You would think that by buying more of a product that you would get a price break. Sure, that works in practically every industry, except travel. What can you do about it?
First, let me explain a bit. You should already know, if you are a loyal reader or just a common sense travel consumer, that travel suppliers charge more when there is higher demand. Rates (airfares, cruise prices, lodging, car rentals) are at their peak, for instance, during the New Year's break in the Caribbean and many destinations. Makes sense, right? On a micro level, airlines charge more when capacity is fillings and hotels charge more during the week than on weekends.

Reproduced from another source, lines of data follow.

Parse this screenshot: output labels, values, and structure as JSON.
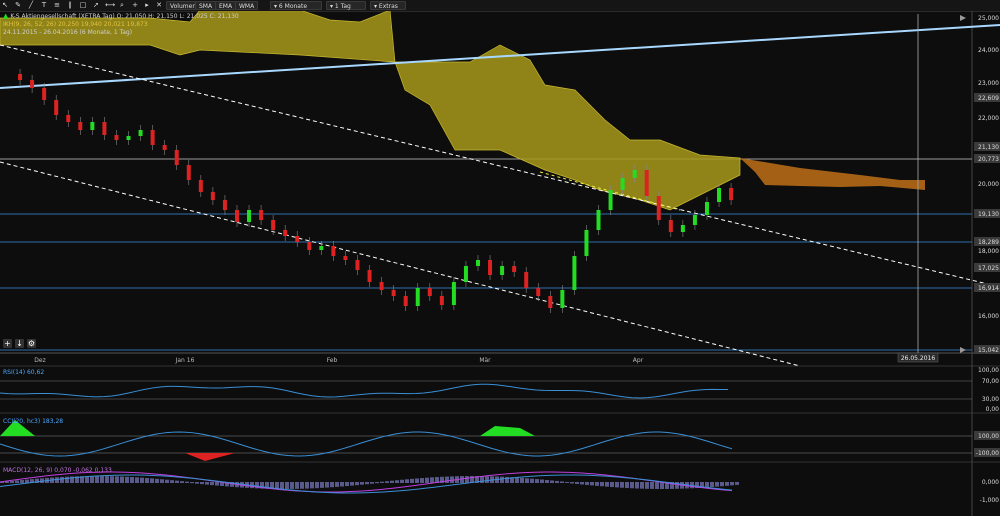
{
  "toolbar": {
    "buttons": [
      "Volumen",
      "SMA",
      "EMA",
      "WMA"
    ],
    "period": "6 Monate",
    "interval": "1 Tag",
    "extras": "Extras"
  },
  "legend": {
    "main": "K-S Aktiengesellschaft (XETRA Tag) O: 21,050 H: 21,150 L: 21,025 C: 21,130",
    "ikh": "IKH(9, 26, 52, 26) 20,250 19,940 20,021 19,873",
    "period": "24.11.2015 - 26.04.2016 (6 Monate, 1 Tag)"
  },
  "x_labels": [
    "Dez",
    "Jan 16",
    "Feb",
    "Mär",
    "Apr"
  ],
  "price_axis": [
    "25,000",
    "24,000",
    "23,000",
    "22,609",
    "22,000",
    "21,130",
    "20,773",
    "20,000",
    "19,130",
    "18,289",
    "18,000",
    "17,025",
    "16,914",
    "16,000",
    "15,042"
  ],
  "cursor_date": "26.05.2016",
  "rsi": {
    "label": "RSI(14) 60,62",
    "axis": [
      "100,00",
      "70,00",
      "30,00",
      "0,00"
    ]
  },
  "cci": {
    "label": "CCI(20, hc3) 183,28",
    "axis": [
      "100,00",
      "-100,00"
    ]
  },
  "macd": {
    "label": "MACD(12, 26, 9) 0,070 -0,062 0,133",
    "axis": [
      "0,000",
      "-1,000"
    ]
  },
  "colors": {
    "up": "#22dd22",
    "down": "#dd2222",
    "cloud": "#a89a1c",
    "cloud_future": "#c07018",
    "trend": "#a8d8ff",
    "rsi": "#3a8fd6"
  },
  "icons": [
    "add-icon",
    "download-icon",
    "settings-icon"
  ]
}
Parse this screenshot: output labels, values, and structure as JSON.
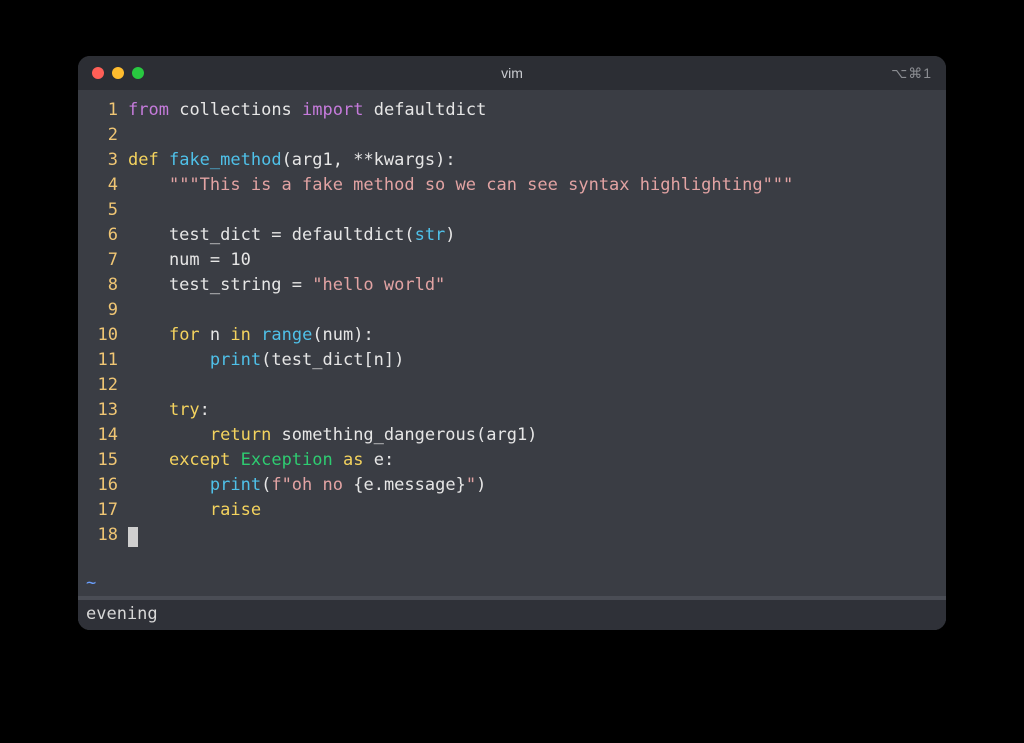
{
  "window": {
    "title": "vim",
    "right_indicator": "⌥⌘1"
  },
  "lines": [
    {
      "num": 1,
      "tokens": [
        {
          "t": "from",
          "c": "kw-import"
        },
        {
          "t": " ",
          "c": "plain"
        },
        {
          "t": "collections",
          "c": "plain"
        },
        {
          "t": " ",
          "c": "plain"
        },
        {
          "t": "import",
          "c": "kw-import"
        },
        {
          "t": " ",
          "c": "plain"
        },
        {
          "t": "defaultdict",
          "c": "plain"
        }
      ]
    },
    {
      "num": 2,
      "tokens": []
    },
    {
      "num": 3,
      "tokens": [
        {
          "t": "def",
          "c": "kw"
        },
        {
          "t": " ",
          "c": "plain"
        },
        {
          "t": "fake_method",
          "c": "fn"
        },
        {
          "t": "(arg1, **kwargs):",
          "c": "plain"
        }
      ]
    },
    {
      "num": 4,
      "tokens": [
        {
          "t": "    ",
          "c": "plain"
        },
        {
          "t": "\"\"\"This is a fake method so we can see syntax highlighting\"\"\"",
          "c": "str"
        }
      ]
    },
    {
      "num": 5,
      "tokens": []
    },
    {
      "num": 6,
      "tokens": [
        {
          "t": "    test_dict = defaultdict(",
          "c": "plain"
        },
        {
          "t": "str",
          "c": "builtin"
        },
        {
          "t": ")",
          "c": "plain"
        }
      ]
    },
    {
      "num": 7,
      "tokens": [
        {
          "t": "    num = 10",
          "c": "plain"
        }
      ]
    },
    {
      "num": 8,
      "tokens": [
        {
          "t": "    test_string = ",
          "c": "plain"
        },
        {
          "t": "\"hello world\"",
          "c": "str"
        }
      ]
    },
    {
      "num": 9,
      "tokens": []
    },
    {
      "num": 10,
      "tokens": [
        {
          "t": "    ",
          "c": "plain"
        },
        {
          "t": "for",
          "c": "kw"
        },
        {
          "t": " n ",
          "c": "plain"
        },
        {
          "t": "in",
          "c": "kw"
        },
        {
          "t": " ",
          "c": "plain"
        },
        {
          "t": "range",
          "c": "builtin"
        },
        {
          "t": "(num):",
          "c": "plain"
        }
      ]
    },
    {
      "num": 11,
      "tokens": [
        {
          "t": "        ",
          "c": "plain"
        },
        {
          "t": "print",
          "c": "builtin"
        },
        {
          "t": "(test_dict[n])",
          "c": "plain"
        }
      ]
    },
    {
      "num": 12,
      "tokens": []
    },
    {
      "num": 13,
      "tokens": [
        {
          "t": "    ",
          "c": "plain"
        },
        {
          "t": "try",
          "c": "kw"
        },
        {
          "t": ":",
          "c": "plain"
        }
      ]
    },
    {
      "num": 14,
      "tokens": [
        {
          "t": "        ",
          "c": "plain"
        },
        {
          "t": "return",
          "c": "kw"
        },
        {
          "t": " something_dangerous(arg1)",
          "c": "plain"
        }
      ]
    },
    {
      "num": 15,
      "tokens": [
        {
          "t": "    ",
          "c": "plain"
        },
        {
          "t": "except",
          "c": "kw"
        },
        {
          "t": " ",
          "c": "plain"
        },
        {
          "t": "Exception",
          "c": "type"
        },
        {
          "t": " ",
          "c": "plain"
        },
        {
          "t": "as",
          "c": "kw"
        },
        {
          "t": " e:",
          "c": "plain"
        }
      ]
    },
    {
      "num": 16,
      "tokens": [
        {
          "t": "        ",
          "c": "plain"
        },
        {
          "t": "print",
          "c": "builtin"
        },
        {
          "t": "(",
          "c": "plain"
        },
        {
          "t": "f\"oh no ",
          "c": "str"
        },
        {
          "t": "{",
          "c": "plain"
        },
        {
          "t": "e.message",
          "c": "plain"
        },
        {
          "t": "}",
          "c": "plain"
        },
        {
          "t": "\"",
          "c": "str"
        },
        {
          "t": ")",
          "c": "plain"
        }
      ]
    },
    {
      "num": 17,
      "tokens": [
        {
          "t": "        ",
          "c": "plain"
        },
        {
          "t": "raise",
          "c": "kw"
        }
      ]
    },
    {
      "num": 18,
      "tokens": [],
      "cursor": true
    }
  ],
  "tilde": "~",
  "status": "evening"
}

Let's say that you are a group of four travelers. There are only two seats on a flight at the lowest price. However, when making your reservation (whatever source you use), the airline will charge the higher price times four. Hotels do the same thing. The weekend rate is substantially lower than the weekday rate but the property will charge you the weekday rate for each day; or they will charge you less each weekend day but not as low as the available weekend rate. I have seen it time and time and time again.
What can consumers do?
For the airfare situation, I will find out what the price is for one passenger (then two, then three, until I find the "magic" price break point). Many times, I have broken the group reservation into two separate itineraries to save money. For example, if two seats are available at $100 but the next two are $150, then I will buy 2 @ $100 and 2 @ $150, instead of 4 @ $150 (and save $100).
A similar process works for lodging and rental cars. I will find out the rate for each day and for each set of days. Similarly, I can make separate reservations at the same property for consecutive days in order to save money. For example, their weekend rate is $99 (Friday, Saturday, and Sunday) and their weekday rate is $199. For an entire week, they may quote $199 for each day or perhaps $199 each weekday plus a "discounted rate" for $159 for the weekend. By booking separate weekday and weekend stays, I would save $180 ($60 for each of the three nights).
Add this strategy to your travel planning arsenal and save money on your next--and EVERY--trip.
© 2009, Charles McCool